Salazar fires back at oil industry 'untruths'

Salazar fires back at oil industry 'untruths'

Save Story

Estimated read time: 3-4 minutes

This archived news story is available only for your personal, non-commercial use. Information in the story may be outdated or superseded by additional information. Reading or replaying the story in its archived form does not constitute a republication of the story.

WASHINGTON (AP) -- Interior Secretary Ken Salazar lashed out at the oil and gas industry Tuesday, accusing some industry trade groups of acting like an arm of the Republican Party in criticizing the Obama administration's record on energy production.

Salazar made the comments as he announced 38 lease sales scheduled next year on public lands, mostly in Western states. Salazar called the lease sales a sign that the administration was moving forward with a comprehensive energy strategy that includes oil, gas and renewable energy, despite what he said were false claims that the Democratic administration was hindering domestic energy development.

"We believe that our oil and gas leasing program is robust, but it is also a program that we have brought back into balance," Salazar said in a conference call with reporters. "But you wouldn't know it if you listened to the untruths coming out of some of the corners of the oil and gas industry."

Specifically, Salazar said some industry trade groups were "behaving like an arm of a political party" -- a clear reference to the GOP -- with accusations that he said have all the poison of a political campaign.

"Trade groups need to understand that they do not own the nation's public lands. Taxpayers do," Salazar said.

Salazar was responding to a series of complaints in recent weeks from industry groups and Republicans in Congress that the Obama administration has sharply curtailed oil and gas leases on federal lands. A report last week by the Independent Petroleum Association of Mountain States said the new administration is scaring away drillers, who accuse officials of holding up leases after taking auction money from the companies.

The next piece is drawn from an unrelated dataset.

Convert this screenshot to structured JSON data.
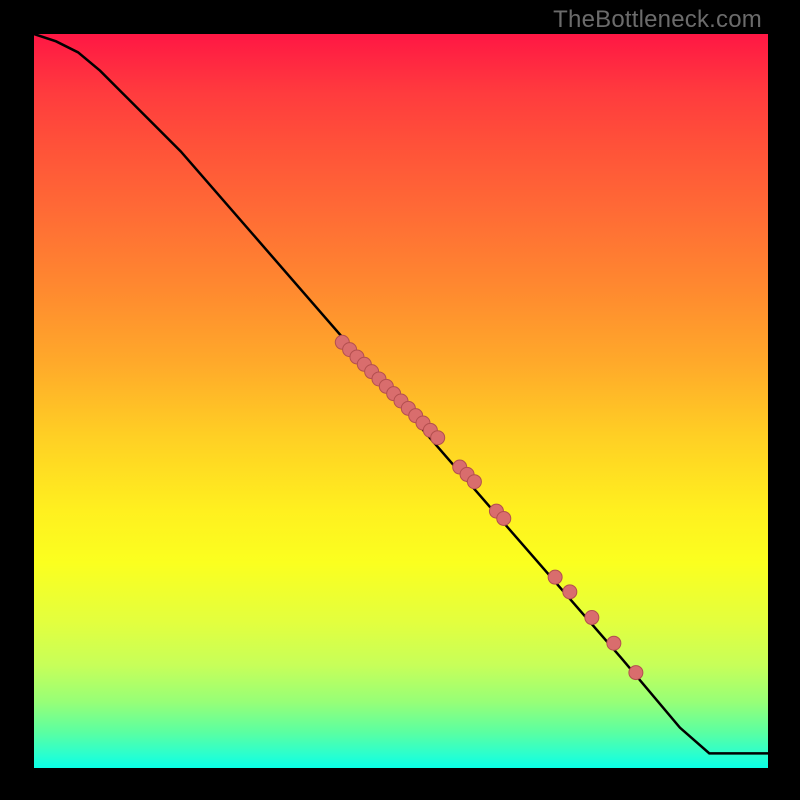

The report came as the government held an auction of public lands in Utah that was remarkable for how few parcels were offered or sold. Only five drilling leases sold on Nov. 17.

Industry representatives also have criticized Salazar for suspending the award of 60 of 77 leases sold at a contested December 2008 auction in Utah. Salazar faulted the outgoing Bush administration for rushing to award leases on the doorstep of many of Utah's national parks.

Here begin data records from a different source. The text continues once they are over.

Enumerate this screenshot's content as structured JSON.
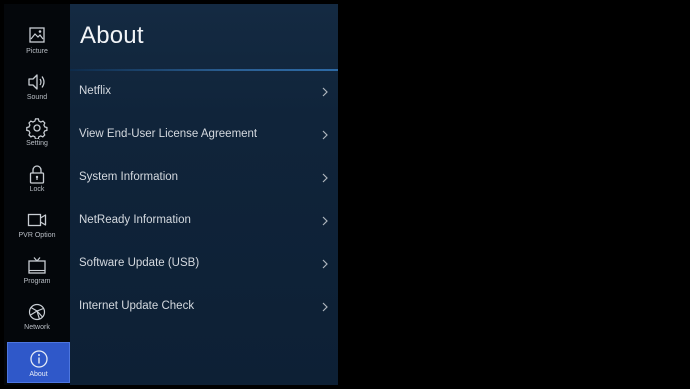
{
  "sidebar": {
    "items": [
      {
        "label": "Picture",
        "icon": "picture-icon"
      },
      {
        "label": "Sound",
        "icon": "speaker-icon"
      },
      {
        "label": "Setting",
        "icon": "gear-icon"
      },
      {
        "label": "Lock",
        "icon": "lock-icon"
      },
      {
        "label": "PVR Option",
        "icon": "video-camera-icon"
      },
      {
        "label": "Program",
        "icon": "tv-icon"
      },
      {
        "label": "Network",
        "icon": "globe-icon"
      },
      {
        "label": "About",
        "icon": "info-icon",
        "active": true
      }
    ]
  },
  "panel": {
    "title": "About",
    "items": [
      {
        "label": "Netflix"
      },
      {
        "label": "View End-User License Agreement"
      },
      {
        "label": "System Information"
      },
      {
        "label": "NetReady Information"
      },
      {
        "label": "Software Update (USB)"
      },
      {
        "label": "Internet Update Check"
      }
    ]
  },
  "colors": {
    "active_highlight": "#2f58c9",
    "panel_bg": "#10243a",
    "background": "#000000"
  }
}
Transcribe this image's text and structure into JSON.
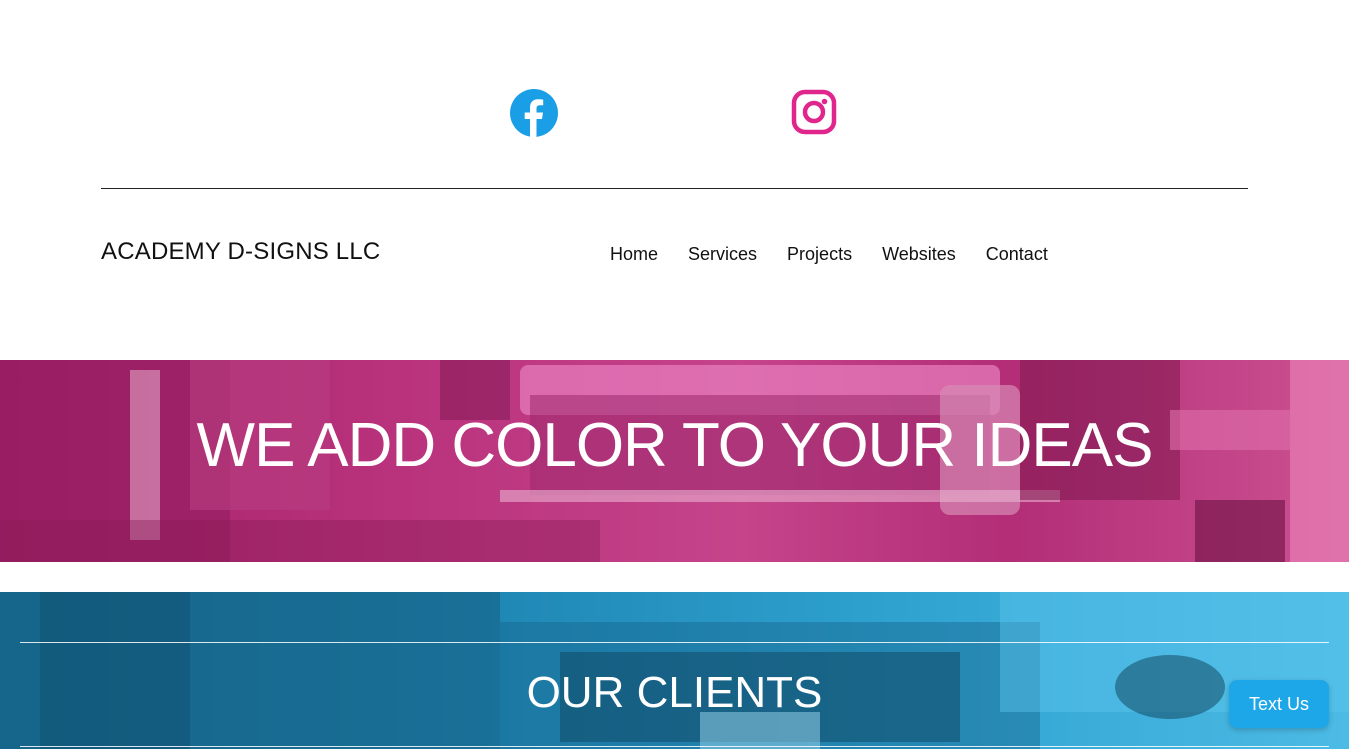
{
  "social": {
    "facebook_icon": "facebook-icon",
    "instagram_icon": "instagram-icon",
    "facebook_color": "#1a9ee6",
    "instagram_color": "#e0268c"
  },
  "header": {
    "brand": "ACADEMY D-SIGNS LLC",
    "nav": [
      "Home",
      "Services",
      "Projects",
      "Websites",
      "Contact"
    ]
  },
  "hero": {
    "headline": "WE ADD COLOR TO YOUR IDEAS",
    "tint_color": "#c23a85"
  },
  "clients": {
    "heading": "OUR CLIENTS",
    "tint_color": "#1f86b3"
  },
  "chat_widget": {
    "label": "Text Us",
    "color": "#1ea7e8"
  }
}
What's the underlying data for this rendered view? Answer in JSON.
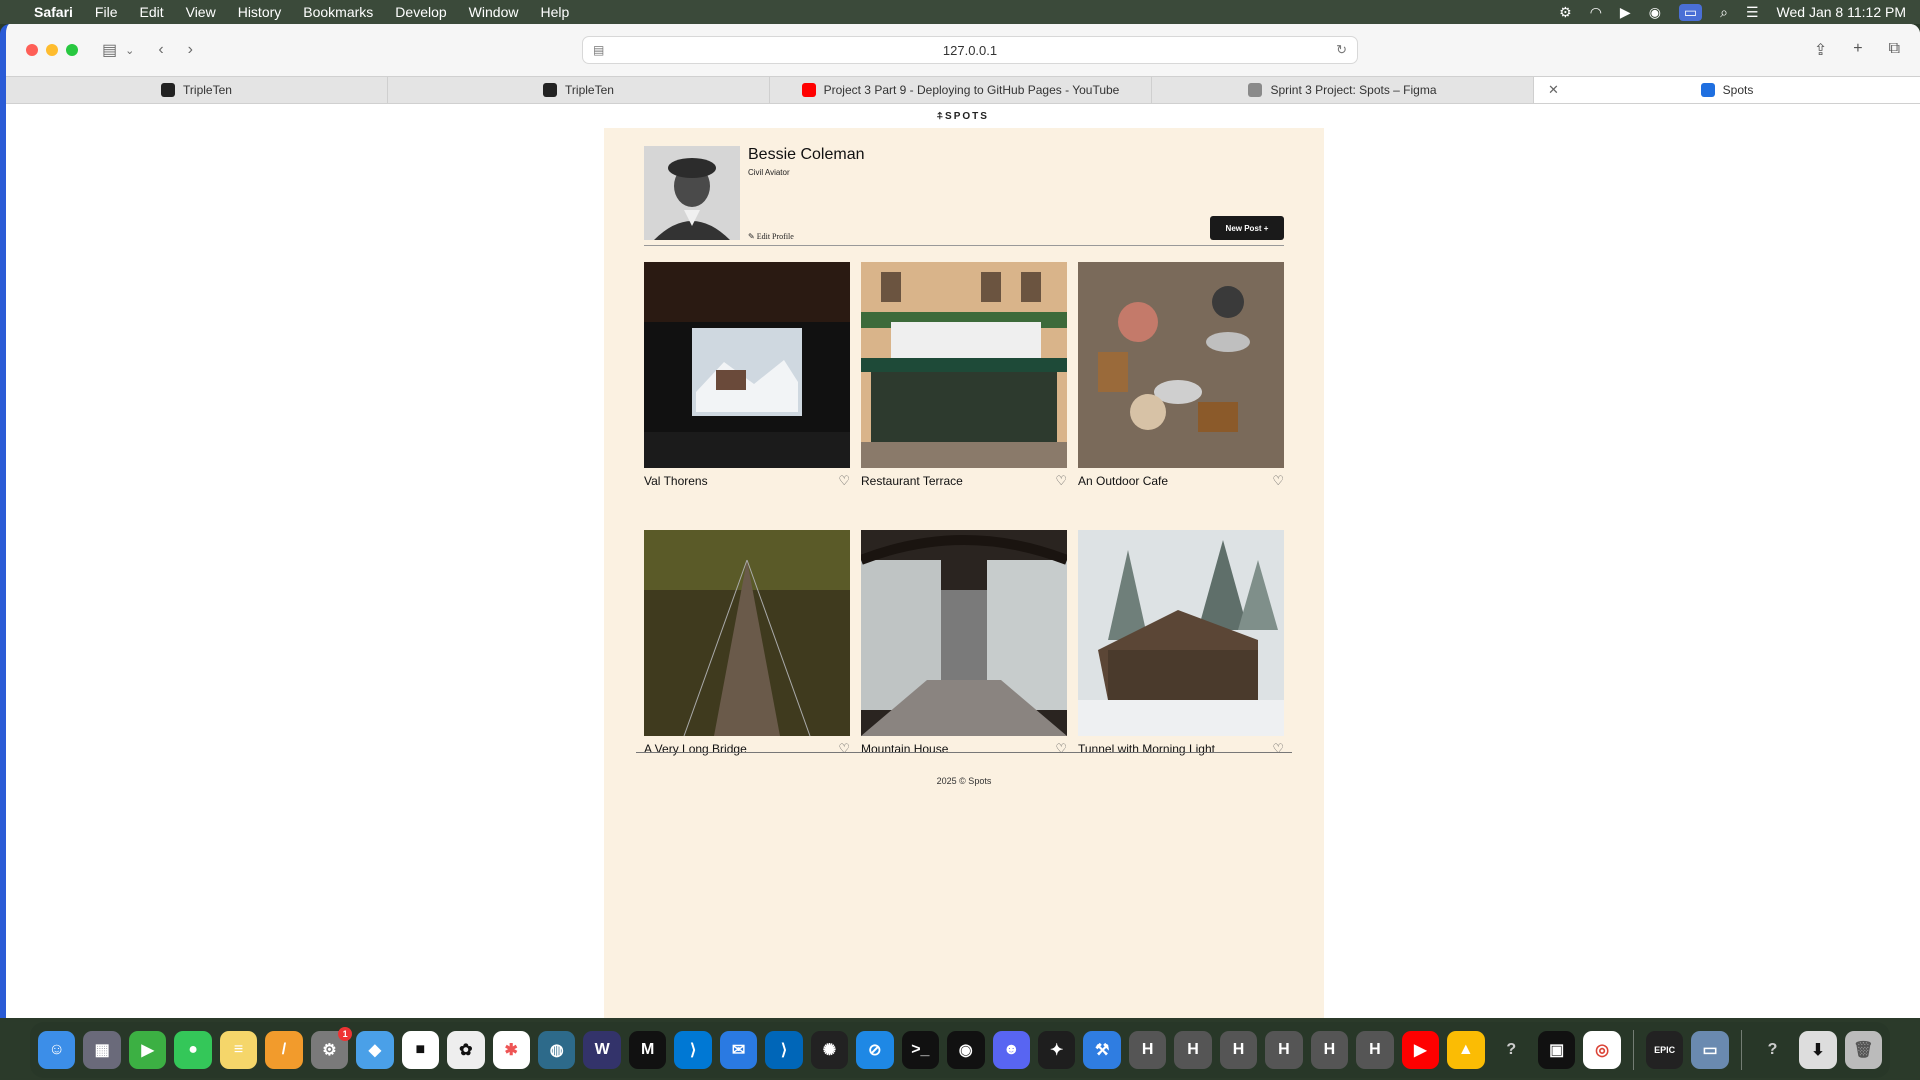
{
  "menubar": {
    "app": "Safari",
    "items": [
      "File",
      "Edit",
      "View",
      "History",
      "Bookmarks",
      "Develop",
      "Window",
      "Help"
    ],
    "clock": "Wed Jan 8  11:12 PM"
  },
  "browser": {
    "address": "127.0.0.1",
    "tabs": [
      {
        "label": "TripleTen",
        "icon": "tripleten-icon"
      },
      {
        "label": "TripleTen",
        "icon": "tripleten-icon"
      },
      {
        "label": "Project 3 Part 9 - Deploying to GitHub Pages - YouTube",
        "icon": "youtube-icon"
      },
      {
        "label": "Sprint 3 Project: Spots – Figma",
        "icon": "figma-icon"
      },
      {
        "label": "Spots",
        "icon": "spots-icon"
      }
    ]
  },
  "site": {
    "logo": "⍏SPOTS",
    "profile": {
      "name": "Bessie Coleman",
      "description": "Civil Aviator",
      "edit_label": "Edit Profile",
      "new_post_label": "New Post +"
    },
    "cards": [
      {
        "title": "Val Thorens"
      },
      {
        "title": "Restaurant Terrace"
      },
      {
        "title": "An Outdoor Cafe"
      },
      {
        "title": "A Very Long Bridge"
      },
      {
        "title": "Mountain House"
      },
      {
        "title": "Tunnel with Morning Light"
      }
    ],
    "footer": "2025 © Spots"
  },
  "colors": {
    "page_bg": "#fbf1e1",
    "button_dark": "#1a1a1a",
    "accent_blue": "#2a5bd6"
  },
  "dock": {
    "icons": [
      "finder-icon",
      "launchpad-icon",
      "facetime-icon",
      "messages-icon",
      "notes-icon",
      "pages-icon",
      "settings-icon",
      "app-icon",
      "app-icon",
      "app-icon",
      "app-icon",
      "app-icon",
      "app-icon",
      "app-icon",
      "vscode-icon",
      "mail-icon",
      "vscode-icon",
      "chatgpt-icon",
      "safari-icon",
      "terminal-icon",
      "github-icon",
      "discord-icon",
      "figma-icon",
      "xcode-icon",
      "h-icon",
      "h-icon",
      "h-icon",
      "h-icon",
      "h-icon",
      "h-icon",
      "youtube-icon",
      "app-icon",
      "help-icon",
      "app-icon",
      "chrome-icon",
      "epic-games-icon",
      "app-icon",
      "help-icon",
      "downloads-icon",
      "trash-icon"
    ],
    "settings_badge": "1"
  }
}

Marc Smith, executive director of the Mountain States group, said it was reasonable to ask Interior officials to explain their decisions and express concern when trends are headed in a direction the industry opposes.

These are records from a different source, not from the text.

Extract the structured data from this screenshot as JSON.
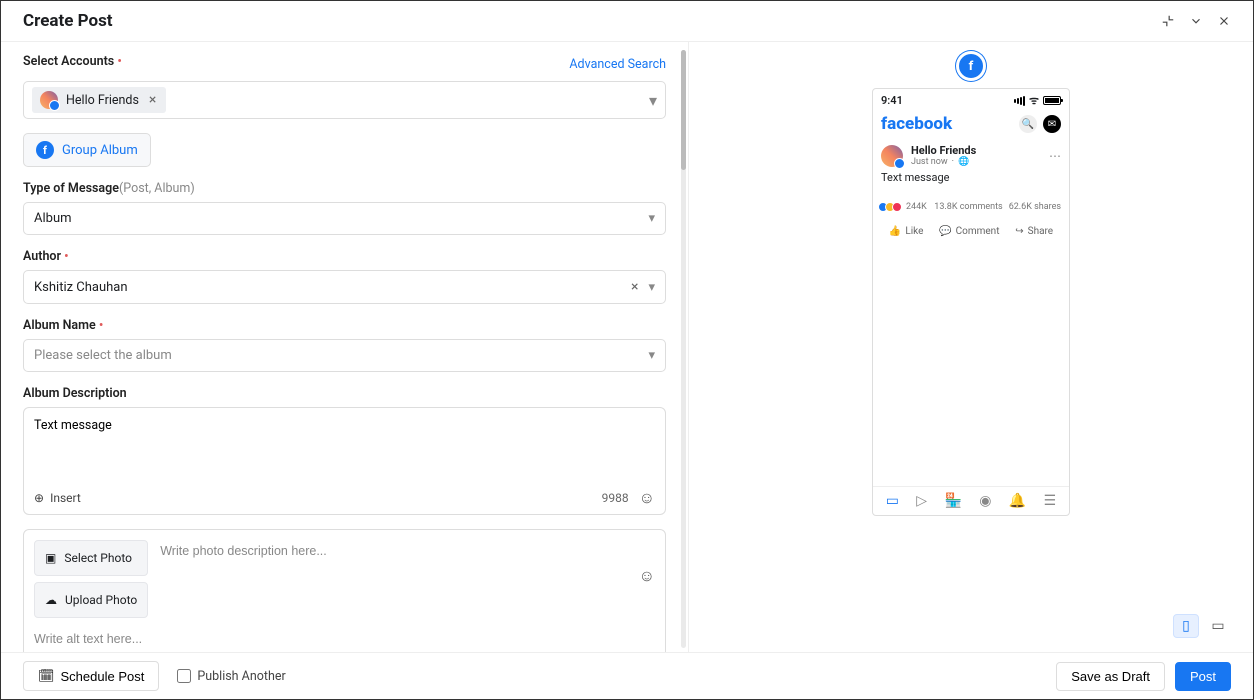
{
  "header": {
    "title": "Create Post"
  },
  "accounts": {
    "label": "Select Accounts",
    "advanced_search": "Advanced Search",
    "chip_label": "Hello Friends"
  },
  "group_album": {
    "label": "Group Album"
  },
  "message_type": {
    "label": "Type of Message",
    "hint": "(Post, Album)",
    "value": "Album"
  },
  "author": {
    "label": "Author",
    "value": "Kshitiz Chauhan"
  },
  "album_name": {
    "label": "Album Name",
    "placeholder": "Please select the album"
  },
  "album_desc": {
    "label": "Album Description",
    "value": "Text message",
    "insert": "Insert",
    "counter": "9988",
    "photo_desc_placeholder": "Write photo description here...",
    "select_photo": "Select Photo",
    "upload_photo": "Upload Photo",
    "alt_placeholder": "Write alt text here..."
  },
  "footer": {
    "schedule": "Schedule Post",
    "publish_another": "Publish Another",
    "save_draft": "Save as Draft",
    "post": "Post"
  },
  "preview": {
    "time": "9:41",
    "logo": "facebook",
    "account_name": "Hello Friends",
    "posted": "Just now",
    "text": "Text message",
    "react_count": "244K",
    "comments": "13.8K comments",
    "shares": "62.6K shares",
    "like": "Like",
    "comment": "Comment",
    "share": "Share"
  }
}
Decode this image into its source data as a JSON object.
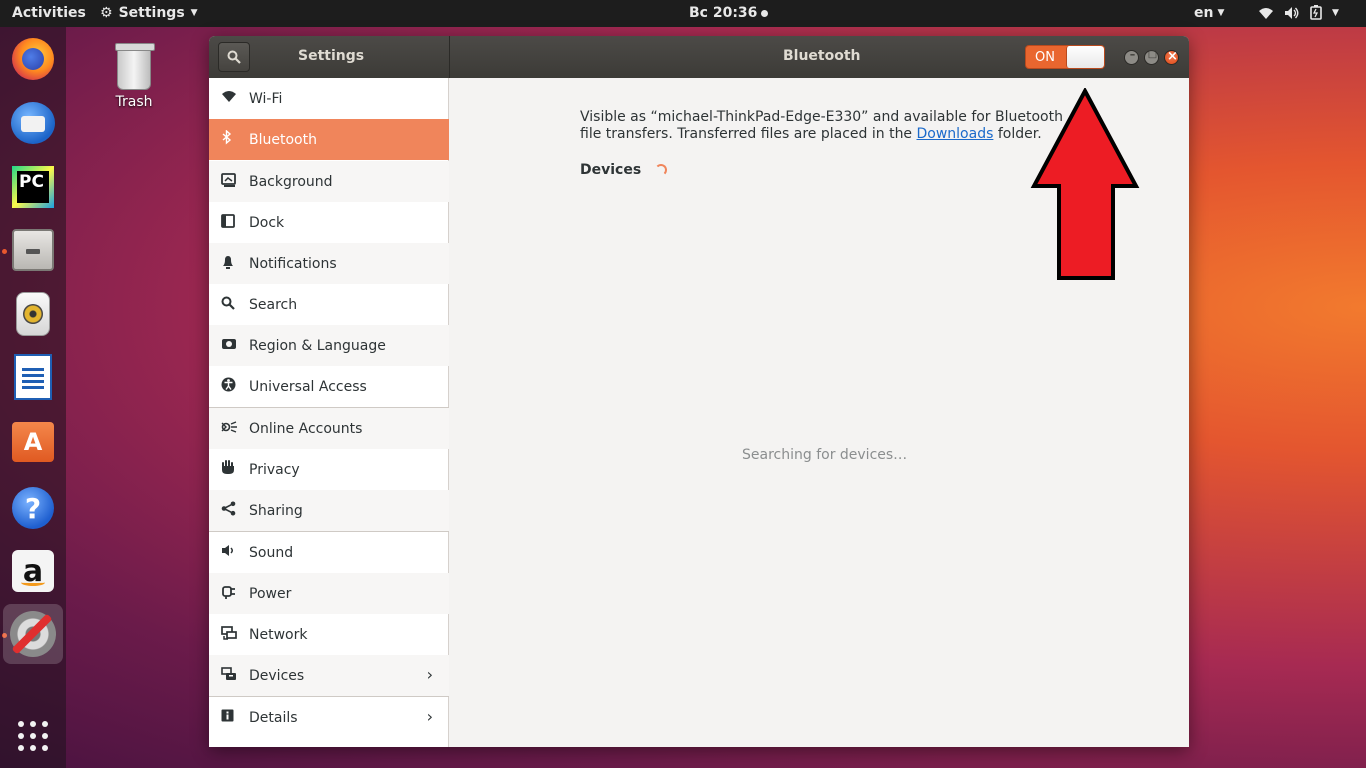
{
  "topbar": {
    "activities": "Activities",
    "app_menu": "Settings",
    "clock": "Вс 20:36",
    "lang": "en"
  },
  "desktop": {
    "trash_label": "Trash"
  },
  "window": {
    "sidebar_title": "Settings",
    "title": "Bluetooth",
    "toggle_label": "ON"
  },
  "sidebar": {
    "items": [
      {
        "label": "Wi-Fi",
        "icon": "wifi-icon"
      },
      {
        "label": "Bluetooth",
        "icon": "bluetooth-icon"
      },
      {
        "label": "Background",
        "icon": "background-icon"
      },
      {
        "label": "Dock",
        "icon": "dock-icon"
      },
      {
        "label": "Notifications",
        "icon": "bell-icon"
      },
      {
        "label": "Search",
        "icon": "search-icon"
      },
      {
        "label": "Region & Language",
        "icon": "camera-icon"
      },
      {
        "label": "Universal Access",
        "icon": "accessibility-icon"
      },
      {
        "label": "Online Accounts",
        "icon": "online-accounts-icon"
      },
      {
        "label": "Privacy",
        "icon": "hand-icon"
      },
      {
        "label": "Sharing",
        "icon": "share-icon"
      },
      {
        "label": "Sound",
        "icon": "speaker-icon"
      },
      {
        "label": "Power",
        "icon": "power-plug-icon"
      },
      {
        "label": "Network",
        "icon": "network-icon"
      },
      {
        "label": "Devices",
        "icon": "devices-icon"
      },
      {
        "label": "Details",
        "icon": "info-icon"
      }
    ]
  },
  "content": {
    "description_pre": "Visible as “michael-ThinkPad-Edge-E330” and available for Bluetooth file transfers. Transferred files are placed in the ",
    "downloads_link": "Downloads",
    "description_post": " folder.",
    "devices_heading": "Devices",
    "searching": "Searching for devices…"
  },
  "colors": {
    "accent": "#f0855b",
    "toggle_on": "#e9662f",
    "arrow": "#ed1c24"
  }
}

"The management of federal energy resources has profound implications for the cost of energy, job creation, revenue growth and economic activity," Smith said. "We were very encouraged to hear that Secretary Salazar believes it is important for the oil and gas industry to have certainty" in securing federal leases.

Salazar defended the administration's record, saying 32 onshore lease sales have been held this year, offering more than 2.7 million acres in the West and generating more than $126 million in revenue.

The 38 lease sales to be offered next year include the first sale in nearly two years in Alaska's National Petroleum Reserve, where environmentalists are seeking permanent protection from oil and gas drilling.

"Our nation needs a balanced and appropriate use of our conventional and renewable energy resources. That means oil, gas and coal will continue to play an important role in our energy mix as we develop and expand the use of wind, solar, geothermal and other renewable sources," Salazar said.

Kate Zimmerman, senior policy specialist for the National Wildlife Federation, said the industry representatives were trying to blame Salazar for a slowdown in oil and gas leases that has more to do with the economy than political interference.

"While there are not as many leases as issued in 2008, it's also true that the economy is a lot slower and gas storage is at an all-time high, so there isn't as much need right now for additional oil and gas drilling," she said.

Oil and gas companies have millions of acres under lease that they are not developing, Zimmerman and others said. Prices for oil and natural gas have dropped sharply in recent months due to the recession.


(Copyright 2009 by The Associated Press. All Rights Reserved.)

Related links

Related stories

Most recent Utah stories

Related topics

Matthew Daly Writer


    Get informative articles and interesting stories delivered to your inbox weekly. Subscribe to the Trending 5.
    By subscribing, you acknowledge and agree to's Terms of Use and Privacy Policy.

    KSL Weather Forecast